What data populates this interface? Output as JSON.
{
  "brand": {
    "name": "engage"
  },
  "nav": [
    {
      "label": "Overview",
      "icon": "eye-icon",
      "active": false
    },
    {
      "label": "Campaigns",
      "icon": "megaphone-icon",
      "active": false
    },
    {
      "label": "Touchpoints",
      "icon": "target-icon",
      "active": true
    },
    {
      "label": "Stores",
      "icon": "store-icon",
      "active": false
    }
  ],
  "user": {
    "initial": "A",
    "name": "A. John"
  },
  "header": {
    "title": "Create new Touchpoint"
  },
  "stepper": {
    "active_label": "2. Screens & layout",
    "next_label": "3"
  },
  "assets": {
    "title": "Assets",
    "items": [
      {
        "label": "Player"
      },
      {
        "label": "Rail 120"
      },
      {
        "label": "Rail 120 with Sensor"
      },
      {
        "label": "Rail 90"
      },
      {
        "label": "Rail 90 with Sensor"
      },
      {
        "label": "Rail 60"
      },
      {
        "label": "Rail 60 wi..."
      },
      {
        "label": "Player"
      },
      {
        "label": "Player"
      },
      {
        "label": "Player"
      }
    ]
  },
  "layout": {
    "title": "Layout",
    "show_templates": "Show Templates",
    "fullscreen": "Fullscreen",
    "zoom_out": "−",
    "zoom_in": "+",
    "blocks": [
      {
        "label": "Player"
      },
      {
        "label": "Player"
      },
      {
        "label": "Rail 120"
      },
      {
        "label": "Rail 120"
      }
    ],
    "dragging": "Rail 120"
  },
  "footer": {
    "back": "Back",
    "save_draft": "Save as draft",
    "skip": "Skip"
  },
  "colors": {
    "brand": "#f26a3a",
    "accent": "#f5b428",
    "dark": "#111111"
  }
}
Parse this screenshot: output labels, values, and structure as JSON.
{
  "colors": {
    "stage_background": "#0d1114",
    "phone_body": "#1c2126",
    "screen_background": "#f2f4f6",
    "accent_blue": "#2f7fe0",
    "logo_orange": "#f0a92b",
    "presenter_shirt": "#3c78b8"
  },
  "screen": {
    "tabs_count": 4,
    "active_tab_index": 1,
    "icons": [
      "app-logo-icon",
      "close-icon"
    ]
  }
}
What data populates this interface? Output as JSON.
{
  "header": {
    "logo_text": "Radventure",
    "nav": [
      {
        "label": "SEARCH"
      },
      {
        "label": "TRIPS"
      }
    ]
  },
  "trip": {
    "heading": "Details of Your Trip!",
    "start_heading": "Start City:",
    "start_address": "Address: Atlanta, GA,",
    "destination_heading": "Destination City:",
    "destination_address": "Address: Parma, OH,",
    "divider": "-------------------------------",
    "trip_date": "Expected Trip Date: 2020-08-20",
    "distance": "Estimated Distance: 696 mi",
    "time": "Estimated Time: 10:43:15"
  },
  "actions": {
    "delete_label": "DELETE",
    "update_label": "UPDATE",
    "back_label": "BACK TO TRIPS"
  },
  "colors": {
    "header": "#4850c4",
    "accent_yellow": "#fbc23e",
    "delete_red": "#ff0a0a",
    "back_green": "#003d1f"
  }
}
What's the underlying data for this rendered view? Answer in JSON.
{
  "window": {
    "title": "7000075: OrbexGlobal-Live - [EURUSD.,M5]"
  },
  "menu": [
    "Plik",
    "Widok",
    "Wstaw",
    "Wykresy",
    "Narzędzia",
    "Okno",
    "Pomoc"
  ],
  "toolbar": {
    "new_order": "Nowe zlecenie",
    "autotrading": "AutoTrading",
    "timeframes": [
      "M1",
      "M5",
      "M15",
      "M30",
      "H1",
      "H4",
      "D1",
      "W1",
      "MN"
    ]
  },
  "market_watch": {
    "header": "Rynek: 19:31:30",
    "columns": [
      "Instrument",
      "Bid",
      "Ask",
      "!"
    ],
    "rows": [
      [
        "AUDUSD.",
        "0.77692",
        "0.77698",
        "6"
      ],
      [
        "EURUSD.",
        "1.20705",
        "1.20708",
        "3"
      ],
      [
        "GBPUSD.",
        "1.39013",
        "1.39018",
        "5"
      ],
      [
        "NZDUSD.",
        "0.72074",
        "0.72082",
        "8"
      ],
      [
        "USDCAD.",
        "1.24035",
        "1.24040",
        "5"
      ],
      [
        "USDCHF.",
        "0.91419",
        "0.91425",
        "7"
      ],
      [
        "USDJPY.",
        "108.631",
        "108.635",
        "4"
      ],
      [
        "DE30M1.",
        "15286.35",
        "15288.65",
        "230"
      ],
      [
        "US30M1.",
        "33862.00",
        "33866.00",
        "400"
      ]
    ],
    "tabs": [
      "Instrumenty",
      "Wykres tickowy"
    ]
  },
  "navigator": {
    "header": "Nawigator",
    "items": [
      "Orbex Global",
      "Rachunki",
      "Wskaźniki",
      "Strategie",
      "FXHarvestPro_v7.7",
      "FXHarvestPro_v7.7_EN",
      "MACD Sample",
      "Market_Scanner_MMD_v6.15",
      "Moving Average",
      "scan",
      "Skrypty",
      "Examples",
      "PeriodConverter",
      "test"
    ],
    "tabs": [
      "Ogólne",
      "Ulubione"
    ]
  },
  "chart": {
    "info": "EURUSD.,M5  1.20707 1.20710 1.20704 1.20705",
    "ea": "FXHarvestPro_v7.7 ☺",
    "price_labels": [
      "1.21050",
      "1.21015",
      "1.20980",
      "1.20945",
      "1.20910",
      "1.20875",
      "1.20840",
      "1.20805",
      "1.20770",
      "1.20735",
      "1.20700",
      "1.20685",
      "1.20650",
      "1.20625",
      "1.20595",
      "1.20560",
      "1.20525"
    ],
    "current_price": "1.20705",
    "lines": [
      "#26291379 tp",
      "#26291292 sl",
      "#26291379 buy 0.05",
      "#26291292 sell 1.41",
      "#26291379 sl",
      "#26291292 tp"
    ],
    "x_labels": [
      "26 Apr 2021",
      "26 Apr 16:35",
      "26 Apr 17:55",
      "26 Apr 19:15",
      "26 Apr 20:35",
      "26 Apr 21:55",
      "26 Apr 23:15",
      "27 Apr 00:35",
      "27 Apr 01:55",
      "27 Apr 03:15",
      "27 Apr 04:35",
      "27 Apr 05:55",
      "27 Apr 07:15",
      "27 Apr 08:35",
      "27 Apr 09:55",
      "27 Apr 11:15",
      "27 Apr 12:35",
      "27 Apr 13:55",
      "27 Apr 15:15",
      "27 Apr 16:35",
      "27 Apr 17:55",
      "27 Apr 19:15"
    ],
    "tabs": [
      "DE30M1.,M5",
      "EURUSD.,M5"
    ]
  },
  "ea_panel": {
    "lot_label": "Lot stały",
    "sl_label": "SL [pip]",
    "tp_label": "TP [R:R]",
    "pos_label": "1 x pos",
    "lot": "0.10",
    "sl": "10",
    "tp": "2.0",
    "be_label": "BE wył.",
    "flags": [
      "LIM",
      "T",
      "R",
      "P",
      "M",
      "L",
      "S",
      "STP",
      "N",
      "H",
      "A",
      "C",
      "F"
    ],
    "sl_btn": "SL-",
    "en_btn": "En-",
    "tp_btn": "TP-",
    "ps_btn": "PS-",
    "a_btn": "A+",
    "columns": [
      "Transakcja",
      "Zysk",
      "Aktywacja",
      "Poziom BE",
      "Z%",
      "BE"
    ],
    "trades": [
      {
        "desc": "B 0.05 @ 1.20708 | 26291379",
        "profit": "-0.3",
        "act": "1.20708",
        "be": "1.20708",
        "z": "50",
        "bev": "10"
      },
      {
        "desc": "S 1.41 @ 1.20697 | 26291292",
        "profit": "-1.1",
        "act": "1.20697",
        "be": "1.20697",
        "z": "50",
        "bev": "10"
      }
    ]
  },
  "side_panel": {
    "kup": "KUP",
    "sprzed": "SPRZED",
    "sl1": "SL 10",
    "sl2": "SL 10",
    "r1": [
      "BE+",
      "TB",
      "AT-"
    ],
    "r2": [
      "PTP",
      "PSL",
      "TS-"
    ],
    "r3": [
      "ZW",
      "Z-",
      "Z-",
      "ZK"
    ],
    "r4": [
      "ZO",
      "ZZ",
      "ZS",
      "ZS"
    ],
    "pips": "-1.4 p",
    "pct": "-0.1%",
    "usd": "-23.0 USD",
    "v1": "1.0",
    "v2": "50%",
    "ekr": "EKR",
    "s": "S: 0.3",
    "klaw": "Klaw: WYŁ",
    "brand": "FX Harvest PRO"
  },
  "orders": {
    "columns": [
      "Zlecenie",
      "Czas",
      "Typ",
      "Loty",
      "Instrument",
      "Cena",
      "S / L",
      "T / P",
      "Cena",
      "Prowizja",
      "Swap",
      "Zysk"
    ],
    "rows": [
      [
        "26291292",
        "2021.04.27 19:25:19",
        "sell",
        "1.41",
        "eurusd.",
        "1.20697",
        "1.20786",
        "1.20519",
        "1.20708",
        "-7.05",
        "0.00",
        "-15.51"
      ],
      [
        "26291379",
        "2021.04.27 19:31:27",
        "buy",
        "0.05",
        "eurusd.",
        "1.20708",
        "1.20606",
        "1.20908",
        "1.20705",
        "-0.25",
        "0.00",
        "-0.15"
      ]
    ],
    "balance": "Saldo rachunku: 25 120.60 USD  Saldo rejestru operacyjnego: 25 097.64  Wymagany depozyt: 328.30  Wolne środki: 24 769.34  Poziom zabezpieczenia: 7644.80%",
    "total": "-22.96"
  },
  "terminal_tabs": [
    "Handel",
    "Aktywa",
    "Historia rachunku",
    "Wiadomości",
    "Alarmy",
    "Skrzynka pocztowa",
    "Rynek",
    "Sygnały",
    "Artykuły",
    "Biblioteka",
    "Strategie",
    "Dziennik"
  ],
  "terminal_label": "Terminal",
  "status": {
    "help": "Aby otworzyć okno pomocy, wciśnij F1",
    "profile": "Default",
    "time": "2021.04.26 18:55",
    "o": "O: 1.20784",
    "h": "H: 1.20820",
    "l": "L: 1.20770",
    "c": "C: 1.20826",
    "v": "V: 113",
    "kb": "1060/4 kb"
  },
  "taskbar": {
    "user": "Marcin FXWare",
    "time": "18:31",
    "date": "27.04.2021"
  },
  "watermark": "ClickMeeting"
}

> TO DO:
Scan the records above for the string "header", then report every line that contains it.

> TASK ANSWER:
  "header": {
  "header": {
    "header": "#4850c4",
    "header": "Rynek: 19:31:30",
    "header": "Nawigator",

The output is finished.